At 22 stories, the Wisconsin Tower was the second tallest in the city when completed in 1930.
The developers of The Couture, a 44-story skyscraper planned for Milwaukee’s lakefront, included a stop for the soon-to-be-built streetcar system. The developers of the 22-story Wisconsin Tower (originally the Mariner Tower), built 88 years ago at 606 W. Wisconsin Ave., would have laughed at that. Streetcars were nothing special in 1930, they already had plenty of them rumbling past their doors. After all, the city’s first electric streetcar line opened in 1890.
Instead, in drawing up plans in the late 1920s The Wisconsin Tower builders pinned their hopes on the latest development in transportation – airships. With a dirigible mooring mast on the roof, 280 feet above the street it was just a matter of time before Zeppelins linked Milwaukee, via this very building, to the major cities of the world.
It’s a good story, but is it true? In 2006, a writer for the Milwaukee Journal Sentinel researched the matter and even examined the 35-foot steel “mooring mast” on the tower’s roof. He found no evidence of an airship dock. (The rooftop structure is mostly decorative. Originally encased in glass, it was illuminated at night.)
The Wisconsin Tower Condominium Resident’s Handbook sounds a similar note, “Although there has been speculation that the steel tower’s original purpose was for blimp landings, there is no proof.”
But an airship mooring tower on a circa-1930 building is not impossible. New York’s 102-story Empire State Building, built at about the same time, had rooftop mooring facilities. The 1929 Thomas Jefferson Hotel in Birmingham, Alabama, still retains its mooring mast. There’s even a ticket office and waiting room atop Cleveland’s Huntington Building, built in 1924.
Airships docked by coupling to a mooring tower using a linkage at the tip of the craft’s nose, secure but free to pivot as the wind shifted. Passenger access was via drop-down stairs from the nose.
Of the three buildings, only the Empire State Building mooring mast was ever used, and the single successful mooring (by a small blimp) required white-knuckle maneuvering. For its part, the Zeppelin company wanted nothing to do with the concept.

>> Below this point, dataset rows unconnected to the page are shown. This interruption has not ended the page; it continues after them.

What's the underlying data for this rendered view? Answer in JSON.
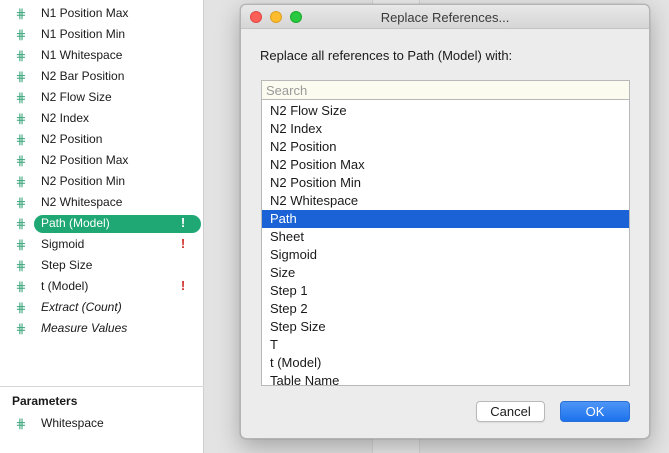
{
  "fields": [
    {
      "name": "N1 Position Max",
      "icon": "hash-icon",
      "warn": ""
    },
    {
      "name": "N1 Position Min",
      "icon": "hash-icon",
      "warn": ""
    },
    {
      "name": "N1 Whitespace",
      "icon": "hash-icon",
      "warn": ""
    },
    {
      "name": "N2 Bar Position",
      "icon": "hash-icon",
      "warn": ""
    },
    {
      "name": "N2 Flow Size",
      "icon": "hash-icon",
      "warn": ""
    },
    {
      "name": "N2 Index",
      "icon": "hash-icon",
      "warn": ""
    },
    {
      "name": "N2 Position",
      "icon": "hash-icon",
      "warn": ""
    },
    {
      "name": "N2 Position Max",
      "icon": "hash-icon",
      "warn": ""
    },
    {
      "name": "N2 Position Min",
      "icon": "hash-icon",
      "warn": ""
    },
    {
      "name": "N2 Whitespace",
      "icon": "hash-icon",
      "warn": ""
    },
    {
      "name": "Path (Model)",
      "icon": "hash-icon",
      "warn": "!"
    },
    {
      "name": "Sigmoid",
      "icon": "hash-icon",
      "warn": "!"
    },
    {
      "name": "Step Size",
      "icon": "hash-icon",
      "warn": ""
    },
    {
      "name": "t (Model)",
      "icon": "hash-icon",
      "warn": "!"
    },
    {
      "name": "Extract (Count)",
      "icon": "hash-icon",
      "warn": ""
    },
    {
      "name": "Measure Values",
      "icon": "hash-icon",
      "warn": ""
    }
  ],
  "parameters": {
    "title": "Parameters",
    "items": [
      {
        "name": "Whitespace",
        "icon": "hash-icon"
      }
    ]
  },
  "dialog": {
    "title": "Replace References...",
    "prompt": "Replace all references to Path (Model) with:",
    "search_placeholder": "Search",
    "options": [
      "N2 Flow Size",
      "N2 Index",
      "N2 Position",
      "N2 Position Max",
      "N2 Position Min",
      "N2 Whitespace",
      "Path",
      "Sheet",
      "Sigmoid",
      "Size",
      "Step 1",
      "Step 2",
      "Step Size",
      "T",
      "t (Model)",
      "Table Name"
    ],
    "selected_option": "Path",
    "cancel_label": "Cancel",
    "ok_label": "OK"
  },
  "colors": {
    "field_icon": "#3aa57a",
    "selected_pill": "#1fa774",
    "warning": "#d0312d",
    "list_selection": "#1a62d6",
    "ok_button": "#1c72ec"
  }
}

According to a 2010 article in the New York Times, “Dr. Hugo Eckener, the commander of the Graf Zeppelin and the world’s expert on dirigibles, said flatly that the Empire State project was not practical. Zeppelin landings required scores of ground crewmen, retaining ropes fore and aft, and even then landings were sometimes dicey.”
The Graf Zeppelin was 800 feet long and very, very delicate, being made mostly of millions of cubic feet of extremely flammable hydrogen gas covered by a thin layer of fabric. Although skyscraper mooring could be done there seems little chance airship operators could ever be enticed to sidle up to the Wisconsin Tower.
Otherwise, the Wisconsin Tower had plenty to offer. A 1933 advertisement in the Milwaukee Journal listed the advantages of “the finest and most modern office building in Milwaukee.” They included: Excellent parking, a large conference room and library for use of all tenants, available shower baths for tenants, elevators within 40 feet of all offices, and heat controls in every room.
Airship mooring is conspicuously absent from the list of features even though Zeppelins were still sedately cruising the globe when that 1933 advertisement appeared. The Hindenburg disaster, which ended the era of commercial airship travel, was still four years in the future – in 1937.
Perhaps the architects or developers publicly talked of someday adding airship mooring and the idea never entirely faded from the city’s imagination. Whatever the reason, people still point to the Wisconsin Tower and talk of airships.
There is another story connected to this building, and it has the advantage of being true. The developer accidentally transferred ownership to the city shortly before construction started.
It happened this way: The Wisconsin Tower was originally known as the Mariner Tower until 1939. It was named for John W. Mariner, a major real estate developer who, interestingly, grew up in a house located at Milwaukee Street and Juneau Avenue previously owned by city founder Solomon Juneau. While John Mariner was growing up, his father was busy acquiring tracts of land around the city. One of those lots, the northwest corner of Sixth Street and Wisconsin Avenue, would become the site of the future Mariner Tower.
In 1929, Mariner granted a long-term lease to that land to John Saxe. John and his brother Thomas controlled Saxe Amusement Enterprises, a leading chain of movie theaters. (The Oriental Theater on North Farwell Avenue was built by the Saxe chain.) In 1928, before construction of the Mariner Tower started, John Saxe transferred ownership of a 30-foot-wide strip of land along the east side of the lot to the city to accommodate the widening of Sixth Street.
But in writing the deed agreement, a clerk in Saxe’s office copied a legal description that encompassed much of the property, thereby giving the city title to land valued, in 1930 dollars, at $1.5 million. When the mistake was discovered, after construction was well under way, an embarrassed Saxe had to ask City Hall to give back his land.